** PROBLEM TO SOLVE **
Using the listing below, return each line exactly as it reads.

** TASK INPUT **
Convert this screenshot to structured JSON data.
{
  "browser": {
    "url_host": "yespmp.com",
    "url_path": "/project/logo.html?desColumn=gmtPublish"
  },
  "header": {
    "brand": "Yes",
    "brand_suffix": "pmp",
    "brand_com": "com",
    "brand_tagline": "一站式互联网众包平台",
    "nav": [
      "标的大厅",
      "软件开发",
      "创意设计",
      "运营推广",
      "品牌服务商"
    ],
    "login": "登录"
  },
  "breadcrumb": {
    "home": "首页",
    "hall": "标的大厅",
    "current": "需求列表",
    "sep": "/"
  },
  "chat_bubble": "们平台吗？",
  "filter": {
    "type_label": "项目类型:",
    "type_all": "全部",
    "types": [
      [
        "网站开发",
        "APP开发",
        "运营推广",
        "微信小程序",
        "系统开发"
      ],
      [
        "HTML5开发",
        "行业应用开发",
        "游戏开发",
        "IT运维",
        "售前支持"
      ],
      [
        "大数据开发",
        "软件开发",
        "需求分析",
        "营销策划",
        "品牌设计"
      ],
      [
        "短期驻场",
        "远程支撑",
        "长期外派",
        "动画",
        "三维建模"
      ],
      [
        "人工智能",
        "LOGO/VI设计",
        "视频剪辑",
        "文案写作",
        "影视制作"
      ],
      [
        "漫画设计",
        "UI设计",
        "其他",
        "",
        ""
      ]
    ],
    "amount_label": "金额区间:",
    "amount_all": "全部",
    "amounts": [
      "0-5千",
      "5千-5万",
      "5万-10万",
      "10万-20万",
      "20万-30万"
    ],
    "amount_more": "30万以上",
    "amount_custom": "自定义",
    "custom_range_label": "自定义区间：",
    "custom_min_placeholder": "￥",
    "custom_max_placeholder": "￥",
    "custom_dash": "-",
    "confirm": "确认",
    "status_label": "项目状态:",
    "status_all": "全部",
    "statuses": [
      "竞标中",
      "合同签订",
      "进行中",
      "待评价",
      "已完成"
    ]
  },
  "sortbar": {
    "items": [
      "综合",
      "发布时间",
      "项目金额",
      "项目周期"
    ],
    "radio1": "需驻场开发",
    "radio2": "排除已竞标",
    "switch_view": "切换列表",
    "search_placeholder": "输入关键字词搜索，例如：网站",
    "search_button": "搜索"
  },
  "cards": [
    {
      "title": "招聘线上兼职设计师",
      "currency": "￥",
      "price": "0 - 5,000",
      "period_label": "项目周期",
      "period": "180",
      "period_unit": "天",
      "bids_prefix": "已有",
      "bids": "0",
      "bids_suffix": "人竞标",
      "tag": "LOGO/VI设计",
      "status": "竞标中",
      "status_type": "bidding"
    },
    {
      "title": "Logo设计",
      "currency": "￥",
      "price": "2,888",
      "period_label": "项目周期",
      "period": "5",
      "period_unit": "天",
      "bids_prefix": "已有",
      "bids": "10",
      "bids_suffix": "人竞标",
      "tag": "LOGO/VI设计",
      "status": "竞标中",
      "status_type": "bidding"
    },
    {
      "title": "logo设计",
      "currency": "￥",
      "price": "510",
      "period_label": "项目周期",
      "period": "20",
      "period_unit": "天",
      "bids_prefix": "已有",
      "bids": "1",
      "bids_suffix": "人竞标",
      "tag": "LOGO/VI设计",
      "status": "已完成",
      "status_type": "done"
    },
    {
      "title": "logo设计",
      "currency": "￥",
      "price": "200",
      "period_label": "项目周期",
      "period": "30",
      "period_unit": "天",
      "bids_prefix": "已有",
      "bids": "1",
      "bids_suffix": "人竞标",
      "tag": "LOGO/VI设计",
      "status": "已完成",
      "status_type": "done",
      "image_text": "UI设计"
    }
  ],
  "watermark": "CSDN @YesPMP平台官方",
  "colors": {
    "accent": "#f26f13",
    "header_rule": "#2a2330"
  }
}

** TASK SOLUTION **
Convert this screenshot to structured JSON data.
{
  "browser": {
    "url_host": "yespmp.com",
    "url_path": "/project/logo.html?desColumn=gmtPublish"
  },
  "header": {
    "brand": "Yes",
    "brand_suffix": "pmp",
    "brand_com": "com",
    "brand_tagline": "一站式互联网众包平台",
    "nav": [
      "标的大厅",
      "软件开发",
      "创意设计",
      "运营推广",
      "品牌服务商"
    ],
    "login": "登录"
  },
  "breadcrumb": {
    "home": "首页",
    "hall": "标的大厅",
    "current": "需求列表",
    "sep": "/"
  },
  "chat_bubble": "们平台吗？",
  "filter": {
    "type_label": "项目类型:",
    "type_all": "全部",
    "types": [
      [
        "网站开发",
        "APP开发",
        "运营推广",
        "微信小程序",
        "系统开发"
      ],
      [
        "HTML5开发",
        "行业应用开发",
        "游戏开发",
        "IT运维",
        "售前支持"
      ],
      [
        "大数据开发",
        "软件开发",
        "需求分析",
        "营销策划",
        "品牌设计"
      ],
      [
        "短期驻场",
        "远程支撑",
        "长期外派",
        "动画",
        "三维建模"
      ],
      [
        "人工智能",
        "LOGO/VI设计",
        "视频剪辑",
        "文案写作",
        "影视制作"
      ],
      [
        "漫画设计",
        "UI设计",
        "其他",
        "",
        ""
      ]
    ],
    "amount_label": "金额区间:",
    "amount_all": "全部",
    "amounts": [
      "0-5千",
      "5千-5万",
      "5万-10万",
      "10万-20万",
      "20万-30万"
    ],
    "amount_more": "30万以上",
    "amount_custom": "自定义",
    "custom_range_label": "自定义区间：",
    "custom_min_placeholder": "￥",
    "custom_max_placeholder": "￥",
    "custom_dash": "-",
    "confirm": "确认",
    "status_label": "项目状态:",
    "status_all": "全部",
    "statuses": [
      "竞标中",
      "合同签订",
      "进行中",
      "待评价",
      "已完成"
    ]
  },
  "sortbar": {
    "items": [
      "综合",
      "发布时间",
      "项目金额",
      "项目周期"
    ],
    "radio1": "需驻场开发",
    "radio2": "排除已竞标",
    "switch_view": "切换列表",
    "search_placeholder": "输入关键字词搜索，例如：网站",
    "search_button": "搜索"
  },
  "cards": [
    {
      "title": "招聘线上兼职设计师",
      "currency": "￥",
      "price": "0 - 5,000",
      "period_label": "项目周期",
      "period": "180",
      "period_unit": "天",
      "bids_prefix": "已有",
      "bids": "0",
      "bids_suffix": "人竞标",
      "tag": "LOGO/VI设计",
      "status": "竞标中",
      "status_type": "bidding"
    },
    {
      "title": "Logo设计",
      "currency": "￥",
      "price": "2,888",
      "period_label": "项目周期",
      "period": "5",
      "period_unit": "天",
      "bids_prefix": "已有",
      "bids": "10",
      "bids_suffix": "人竞标",
      "tag": "LOGO/VI设计",
      "status": "竞标中",
      "status_type": "bidding"
    },
    {
      "title": "logo设计",
      "currency": "￥",
      "price": "510",
      "period_label": "项目周期",
      "period": "20",
      "period_unit": "天",
      "bids_prefix": "已有",
      "bids": "1",
      "bids_suffix": "人竞标",
      "tag": "LOGO/VI设计",
      "status": "已完成",
      "status_type": "done"
    },
    {
      "title": "logo设计",
      "currency": "￥",
      "price": "200",
      "period_label": "项目周期",
      "period": "30",
      "period_unit": "天",
      "bids_prefix": "已有",
      "bids": "1",
      "bids_suffix": "人竞标",
      "tag": "LOGO/VI设计",
      "status": "已完成",
      "status_type": "done",
      "image_text": "UI设计"
    }
  ],
  "watermark": "CSDN @YesPMP平台官方",
  "colors": {
    "accent": "#f26f13",
    "header_rule": "#2a2330"
  }
}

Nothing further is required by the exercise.